But now all of those drones are getting pulled from service, as the result of classified findings in a May study by the Army Research Lab at Aberdeen Proving Grounds in Maryland, as well as a Navy memorandum citing “operational risks” in using DJI drones. The memorandum ordering the ban was obtained by Small UAS News.
The reason may be related to information gathering by DJI’s products that could include geographic location of flights, audio, and video.
DJI has faced privacy complaints in the past. Last year, the company issued a statement asserting that DJI only stored drone data via DJI’s GO app when it was submitted by the customer. “DJI cannot, and we believe should not, access your live feed, the video files on your drone’s memory cards, or the video files on your phone or tablet connected to the flight controller,” a DJI spokesman said in the April 2016 statement. “Since we cannot access it, we cannot provide it to anyone else—even with a court order or another valid legal demand.”
However, DJI has also included software in many of its drones that use geolocation to determine whether the drone is in a No Fly Zone. And the company’s privacy statement notes:

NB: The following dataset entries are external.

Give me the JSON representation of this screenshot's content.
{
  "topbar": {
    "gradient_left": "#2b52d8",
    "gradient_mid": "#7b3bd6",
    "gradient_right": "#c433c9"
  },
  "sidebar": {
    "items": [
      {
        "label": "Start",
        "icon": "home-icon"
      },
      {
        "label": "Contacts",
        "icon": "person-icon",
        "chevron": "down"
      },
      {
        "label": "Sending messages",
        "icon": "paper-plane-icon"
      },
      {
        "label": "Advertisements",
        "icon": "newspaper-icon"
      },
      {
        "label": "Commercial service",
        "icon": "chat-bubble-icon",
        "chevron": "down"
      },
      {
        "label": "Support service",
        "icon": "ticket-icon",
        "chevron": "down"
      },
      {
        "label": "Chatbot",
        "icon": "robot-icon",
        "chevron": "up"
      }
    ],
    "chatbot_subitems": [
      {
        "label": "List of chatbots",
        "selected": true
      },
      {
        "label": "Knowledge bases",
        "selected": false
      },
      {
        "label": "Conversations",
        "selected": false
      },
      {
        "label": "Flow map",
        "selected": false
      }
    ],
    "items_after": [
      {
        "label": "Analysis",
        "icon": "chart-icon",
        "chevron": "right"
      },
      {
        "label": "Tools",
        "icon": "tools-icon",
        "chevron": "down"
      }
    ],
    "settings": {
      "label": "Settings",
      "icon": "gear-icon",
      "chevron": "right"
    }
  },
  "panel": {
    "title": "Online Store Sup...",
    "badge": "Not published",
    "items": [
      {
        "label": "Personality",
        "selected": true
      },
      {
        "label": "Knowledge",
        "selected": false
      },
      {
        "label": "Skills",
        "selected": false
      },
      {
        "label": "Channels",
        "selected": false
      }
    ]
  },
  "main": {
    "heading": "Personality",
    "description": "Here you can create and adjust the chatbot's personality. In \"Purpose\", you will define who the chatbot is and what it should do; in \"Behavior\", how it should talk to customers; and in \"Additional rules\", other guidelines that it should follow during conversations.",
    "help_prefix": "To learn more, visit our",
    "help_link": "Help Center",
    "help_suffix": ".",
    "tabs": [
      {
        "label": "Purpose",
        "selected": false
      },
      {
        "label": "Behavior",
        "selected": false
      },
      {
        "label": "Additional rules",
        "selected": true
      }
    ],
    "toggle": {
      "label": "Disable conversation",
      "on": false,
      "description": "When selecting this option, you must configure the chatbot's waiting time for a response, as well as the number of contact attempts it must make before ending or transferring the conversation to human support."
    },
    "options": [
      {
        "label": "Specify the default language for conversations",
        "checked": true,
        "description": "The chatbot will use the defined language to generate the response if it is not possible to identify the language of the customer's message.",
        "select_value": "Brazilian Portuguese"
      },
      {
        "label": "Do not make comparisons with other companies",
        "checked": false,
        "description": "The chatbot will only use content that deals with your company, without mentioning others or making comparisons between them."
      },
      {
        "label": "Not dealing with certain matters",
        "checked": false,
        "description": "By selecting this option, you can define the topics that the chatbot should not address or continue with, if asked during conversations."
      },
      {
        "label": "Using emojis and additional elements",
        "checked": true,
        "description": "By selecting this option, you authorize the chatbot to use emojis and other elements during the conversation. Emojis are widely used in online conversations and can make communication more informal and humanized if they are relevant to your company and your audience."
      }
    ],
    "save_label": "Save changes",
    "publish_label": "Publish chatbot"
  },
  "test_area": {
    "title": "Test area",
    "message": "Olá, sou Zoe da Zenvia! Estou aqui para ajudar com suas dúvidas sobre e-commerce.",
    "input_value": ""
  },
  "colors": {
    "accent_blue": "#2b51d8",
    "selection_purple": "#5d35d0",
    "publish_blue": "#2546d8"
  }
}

We may preserve and disclose your information if required to do so by law or in the good-faith belief that such action is necessary to comply with applicable laws, in response to a court order, judicial or other government subpoena, warrant or request, or to otherwise cooperate with law enforcement or other governmental agencies.
DJI stores data it collects on servers in the United States and China.
Intentional collection by DJI is likely not the issue found by Army Research Labs, however. The problem may be related to others gaining access to telemetry data in the field, including adversaries. The Islamic State has used DJI drones heavily in Iraq and Syria, even rigging them to drop grenades on their enemies. Since the drones are so ubiquitous and the control protocols are well known, ARL may have found that an adversary could hijack a control session through a bug in DJI’s protocol, or obtain telemetry, audio and video covertly.
In any case, Army Air Directorate’s deputy chief of staff Lt. General Joseph Anderson issued a memo on August 2 ordering units to “cease all use, uninstall all DJI applications, remove all batteries/storage media from devices, and secure equipment for follow-on direction.”
“We are surprised and disappointed to read reports of the U.S. Army’s unprompted restriction on DJI drones as we were not consulted during their decision,” said Michael Oldenburg, DJI’s senior communication manager for North America in an e-mail to Ars. “We are happy to work directly with any organization, including the U.S. Army, that has concerns about our management of cyber issues.We’ll be reaching out to the U.S. Army to confirm the memo and to understand what is specifically meant by ‘cyber vulnerabilities’. Until then, we ask everyone to refrain from undue speculation.”
This post originated on Ars Technica